Evasiveness. It’s a word that comes up early on in Norman Manea’s The Hooligan’s Return, with a special emphasis, in association with the work of Sebastian. (Strange how my favourite European writers hail from the Bukovina, portless, though it is: Paul Celan, for whom the place belongs to men and books; Gregor von Rezzori, for whom it is the Babel of a biblical mingling of races and cultures; and Norman Manea, for whom it is the source of a certain voluptuous evasiveness – to conflate the three, the clowned capital of a cultural carcinoma.) You can almost taste the word, like water clouded with the current of a contemporary antisemitism, like spring water coloured by the deep geological rifts in post-imperial Europe, post-WWI, pre-WWII: you can feel on your tongue the effervescence added by the Cassandras, Norman Manea’s uncle Ariel being one, the sparkle of gun-metal; and you can almost taste the sweetening of the assimilationists, Sebastian, in Manea’s account, being one.

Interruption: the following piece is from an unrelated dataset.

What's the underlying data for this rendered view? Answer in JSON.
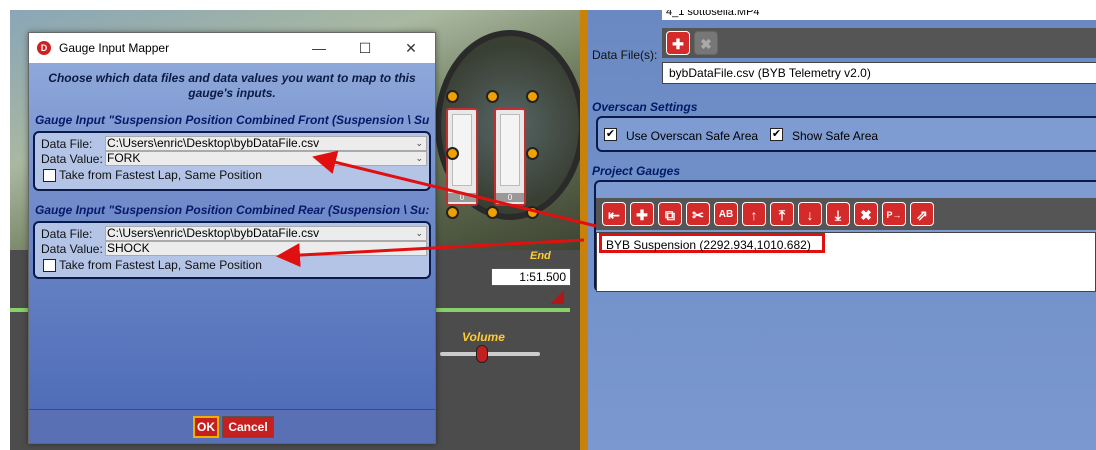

Evasiveness is not complexity. It’s not irony. It’s not the legendary Jewish humour. It’s engaged in the very thing it pretends to have no truck with. It’s an embattled category, a category of the embattled. (Strange how rightly Manuel DeLanda characterises Gilles Deleuze’s philosophical affirmations as first avoidances of the essentialist image of thought, then of the typological image of thought, in Virtual Science and Intensive Philosophy when Deleuze admits as much, where he writes that all philosophy begins with a misosophy; strange because the admission of being embattled is generally treated to a thoroughgoing evasiveness, in which, unto the non-state sponsored philosopher – Spinoza, Nietzsche, Bergson – is rendered what is his, a virtual, pyrrhic victory, whose being rests in the matter of a becoming without history, whatever victory has already been claimed, actually and in time.) You can hear the anglo- translators – and funnily enough, Hugh Tomlinson, of Deleuze and Guattari – you can hear their efforts to cloud the franco- readings of anglo- writers with evasiveness; the anglo-american pragmatists, like Emmerson and Whitehead, come out rather evasive than mistranslated. Even in David Hume, you can hear the self-satire realised, actualised, in its francophone colouration, a pre-audition of Malcolm Bradbury’s joyless lampoon of continental theoretisation, and of titles like How Mumbo-Jumbo Came to Dominate the World. Evasiveness finds its alter-ego in political and cultural correctness, its molar resistance.

The loss of a common western-world symbolic frame-of-reference has been mourned since the imperial idea was invented. Its plenitude might even have been precipitated by its impending lack. George Frazer’s Golden Bough we know as an action claiming the edges, folding them in, an act of evasiveness. We know the efforts to define the cosmetic and pharmaceutical edge of consciousness as the same kind of act-in-defiance, as an act-of-nostalgia. Consciousness was lost at the time that its other was invented. Face was lost at the time or preceding the time at which face came about. It had to be, it had to be saved.

In trying to make work that is engaged, I find myself making work that is evasive. Where am I? Local, specific. The best problem, and the best concept, is that which is true to, and true of, the one thing, first and last, Adamic and eschatalogical. Differentiation as the rule of life, we can locate in this evasiveness. But where it comes from or where it’s headed, ultimately, no: in the middle, there is evasiveness.